The Trump administration may be a mixed bag on deregulation that leaves some conservatives disappointed, but it’s not like the Republicans have fundamentally changed their beliefs about the harm of red tape or the efficiency of the federal bureaucracy. The perceived leniency in criminal-justice reform proposals are a reflection that the past tough-on-crime policies worked so well that they’re probably outdated and no longer needed. The GOP is still, by and large, the party of cops. Trump has made the party’s rhetoric more enthusiastic about “infrastructure” in the most general sense, but this is largely an updated version of the longstanding bipartisan tradition of spending taxpayer money to build big stuff in their districts. Remember Senator Ted Stevens of Alaska and Representative Bud Schuster of Pennsylvania?
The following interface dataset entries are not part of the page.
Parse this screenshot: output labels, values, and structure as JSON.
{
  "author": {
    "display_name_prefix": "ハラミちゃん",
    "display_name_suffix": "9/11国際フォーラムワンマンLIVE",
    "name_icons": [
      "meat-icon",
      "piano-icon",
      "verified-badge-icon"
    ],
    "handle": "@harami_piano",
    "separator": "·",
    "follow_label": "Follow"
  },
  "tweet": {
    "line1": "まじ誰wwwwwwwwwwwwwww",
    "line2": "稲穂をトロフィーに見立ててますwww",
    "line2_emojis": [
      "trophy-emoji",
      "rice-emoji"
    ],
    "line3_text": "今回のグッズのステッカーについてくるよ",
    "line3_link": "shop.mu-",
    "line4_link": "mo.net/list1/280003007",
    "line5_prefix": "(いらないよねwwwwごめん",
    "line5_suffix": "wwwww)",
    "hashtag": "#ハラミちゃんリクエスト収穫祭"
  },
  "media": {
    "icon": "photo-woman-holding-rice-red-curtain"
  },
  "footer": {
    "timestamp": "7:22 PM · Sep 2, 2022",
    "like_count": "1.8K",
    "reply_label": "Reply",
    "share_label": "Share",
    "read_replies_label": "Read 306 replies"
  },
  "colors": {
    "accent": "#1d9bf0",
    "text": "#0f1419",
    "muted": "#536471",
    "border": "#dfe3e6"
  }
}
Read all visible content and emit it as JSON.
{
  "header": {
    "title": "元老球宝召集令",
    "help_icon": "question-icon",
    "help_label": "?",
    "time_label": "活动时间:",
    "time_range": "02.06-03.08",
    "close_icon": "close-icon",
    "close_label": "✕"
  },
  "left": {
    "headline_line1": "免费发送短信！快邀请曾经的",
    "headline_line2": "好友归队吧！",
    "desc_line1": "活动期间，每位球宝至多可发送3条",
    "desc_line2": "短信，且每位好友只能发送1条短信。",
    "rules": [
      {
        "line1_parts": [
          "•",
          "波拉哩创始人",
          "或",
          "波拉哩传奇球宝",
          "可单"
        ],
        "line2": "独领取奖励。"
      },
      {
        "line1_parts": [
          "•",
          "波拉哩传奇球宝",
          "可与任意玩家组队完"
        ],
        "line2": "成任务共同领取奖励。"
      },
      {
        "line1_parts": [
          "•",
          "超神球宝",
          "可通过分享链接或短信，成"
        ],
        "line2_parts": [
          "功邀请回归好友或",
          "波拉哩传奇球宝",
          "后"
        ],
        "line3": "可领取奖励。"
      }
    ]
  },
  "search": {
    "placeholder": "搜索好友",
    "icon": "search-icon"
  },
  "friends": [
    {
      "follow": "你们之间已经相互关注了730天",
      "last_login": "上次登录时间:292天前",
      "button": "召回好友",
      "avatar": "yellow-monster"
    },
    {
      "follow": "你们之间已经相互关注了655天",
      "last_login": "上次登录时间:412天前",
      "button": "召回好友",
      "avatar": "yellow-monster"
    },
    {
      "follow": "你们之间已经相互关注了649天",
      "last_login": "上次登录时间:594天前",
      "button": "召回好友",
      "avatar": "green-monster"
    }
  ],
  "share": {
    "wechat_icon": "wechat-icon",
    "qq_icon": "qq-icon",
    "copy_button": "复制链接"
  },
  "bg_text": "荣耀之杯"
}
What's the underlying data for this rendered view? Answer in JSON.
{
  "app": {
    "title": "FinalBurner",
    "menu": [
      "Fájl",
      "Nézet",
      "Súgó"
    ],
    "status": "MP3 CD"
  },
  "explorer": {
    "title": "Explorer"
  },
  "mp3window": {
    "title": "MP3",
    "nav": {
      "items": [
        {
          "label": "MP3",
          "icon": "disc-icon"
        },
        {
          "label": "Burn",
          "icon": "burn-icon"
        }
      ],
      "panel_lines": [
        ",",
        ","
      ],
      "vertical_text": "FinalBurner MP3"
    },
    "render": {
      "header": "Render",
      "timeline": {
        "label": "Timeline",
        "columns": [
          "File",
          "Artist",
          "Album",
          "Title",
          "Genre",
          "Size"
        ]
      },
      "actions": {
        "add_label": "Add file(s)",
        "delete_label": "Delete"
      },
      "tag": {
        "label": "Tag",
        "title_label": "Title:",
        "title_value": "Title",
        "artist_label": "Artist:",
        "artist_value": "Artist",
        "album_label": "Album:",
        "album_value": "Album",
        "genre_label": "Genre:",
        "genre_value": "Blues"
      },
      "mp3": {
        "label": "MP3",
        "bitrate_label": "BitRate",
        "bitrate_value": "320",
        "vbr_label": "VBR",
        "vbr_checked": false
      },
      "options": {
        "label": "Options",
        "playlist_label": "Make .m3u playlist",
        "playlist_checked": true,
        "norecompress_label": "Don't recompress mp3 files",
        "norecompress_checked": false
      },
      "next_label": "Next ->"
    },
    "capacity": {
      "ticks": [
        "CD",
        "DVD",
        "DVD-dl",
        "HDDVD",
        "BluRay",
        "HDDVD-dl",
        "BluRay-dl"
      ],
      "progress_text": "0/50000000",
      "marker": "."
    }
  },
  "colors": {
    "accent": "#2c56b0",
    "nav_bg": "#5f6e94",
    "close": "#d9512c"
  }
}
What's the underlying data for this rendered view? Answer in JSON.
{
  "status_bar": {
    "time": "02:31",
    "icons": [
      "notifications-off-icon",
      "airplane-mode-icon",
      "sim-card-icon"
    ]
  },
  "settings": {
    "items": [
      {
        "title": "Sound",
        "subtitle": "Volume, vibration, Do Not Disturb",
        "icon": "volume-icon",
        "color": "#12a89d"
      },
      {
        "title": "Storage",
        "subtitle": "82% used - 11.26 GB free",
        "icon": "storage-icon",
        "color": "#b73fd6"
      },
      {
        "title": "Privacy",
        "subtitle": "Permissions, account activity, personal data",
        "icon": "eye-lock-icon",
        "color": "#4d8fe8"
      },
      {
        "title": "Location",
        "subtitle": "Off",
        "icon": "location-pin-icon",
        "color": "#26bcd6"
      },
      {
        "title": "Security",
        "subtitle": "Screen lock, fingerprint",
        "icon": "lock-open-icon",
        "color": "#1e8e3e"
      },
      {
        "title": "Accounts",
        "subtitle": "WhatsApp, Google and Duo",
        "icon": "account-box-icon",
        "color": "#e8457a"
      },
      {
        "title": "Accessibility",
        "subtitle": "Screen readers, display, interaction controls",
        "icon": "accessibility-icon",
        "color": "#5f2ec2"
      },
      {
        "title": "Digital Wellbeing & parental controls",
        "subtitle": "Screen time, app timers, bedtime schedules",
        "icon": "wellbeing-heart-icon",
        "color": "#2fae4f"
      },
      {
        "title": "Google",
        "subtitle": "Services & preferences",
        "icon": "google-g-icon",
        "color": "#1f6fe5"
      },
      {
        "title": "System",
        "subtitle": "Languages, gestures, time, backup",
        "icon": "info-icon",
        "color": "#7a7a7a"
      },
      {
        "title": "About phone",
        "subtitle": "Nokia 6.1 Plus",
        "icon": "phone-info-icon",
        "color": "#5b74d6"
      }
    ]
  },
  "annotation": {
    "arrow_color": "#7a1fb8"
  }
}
The Ways the Democrats Have Drifted — Or Sprinted — to the Left
By most measures, Democrats have taken at least one big step to the left — both during and since the Obama administration. There is no Democratic Leadership Council anymore, pushing for a more centrist approach. There are very few pro-gun Democrats; back in 2010, North Carolina Democratic representative Heath Shuler and Dan Boren, a former representative from Indiana, spoke at the National Rifle Association’s annual meeting. Dan Lipinski is, functionally, the last pro-life Democrat in Congress.
Bernie Sanders was not taken seriously by many Democrats, and certainly not seen as a potential presidential nominee, during the Clinton, Bush, or early Obama eras. For most of the past generation, Democrats vehemently denied being socialists, they didn’t embrace the label. The Green New Deal would not have been proposed in any previous presidency.
(Theory: Alexandria Ocasio-Cortez’s rise to such a prominent role in Democratic politics partially reflects the lack of a figure such as Barack Obama or either of the Clintons atop the party and defining its identity and terms of debate. Think about it: From 1992, the Democrats have nominated Bill Clinton, Bill Clinton, Bill Clinton’s running mate in Al Gore, John Kerry, Barack Obama, Barack Obama, Hillary Clinton. That’s an entire generation of Democrats who have had, for most of their lives, Bill, Hillary, or Barack setting the course for the party.)
A Few Ways Democrats Have Somewhat Drifted to the Right
But if you look hard, you can find some idiosyncrasies. As many of us noted throughout Trump’s rise, he has never been a consistent, down-the-line conservative, and was a big donor to Democrats for many years. This means on any given day, Trump can propose an idea that is not conservative by any means — but many Democrats so consistently loathe Trump that they oppose whatever he’s proposing. A CBS poll in 2018 found 78 percent of Republicans supported federal aids to farmers being affected by tariffs, while only 39 percent did. (Motivated reasoning around Trump is so powerful, he can get Democrats to oppose new federal entitlement programs and he can get Republicans to support them.)
While it probably reflects a reflexive opposition to whatever Trump is doing at the moment, more Democrats say they support free trade now. Similarly, Democrats’ hawkishness on Putin is indisputably a variant of anti-Trump-ism, but it will probably be a long while before Democrats respond to calls for a tougher stand on Russia by scoffing: “The ’80s called, they want their foreign policy back.” If you simply looked at the issues of aid to farmers, approach to Russia, and free trade, you might think the Democrats were the conservative party.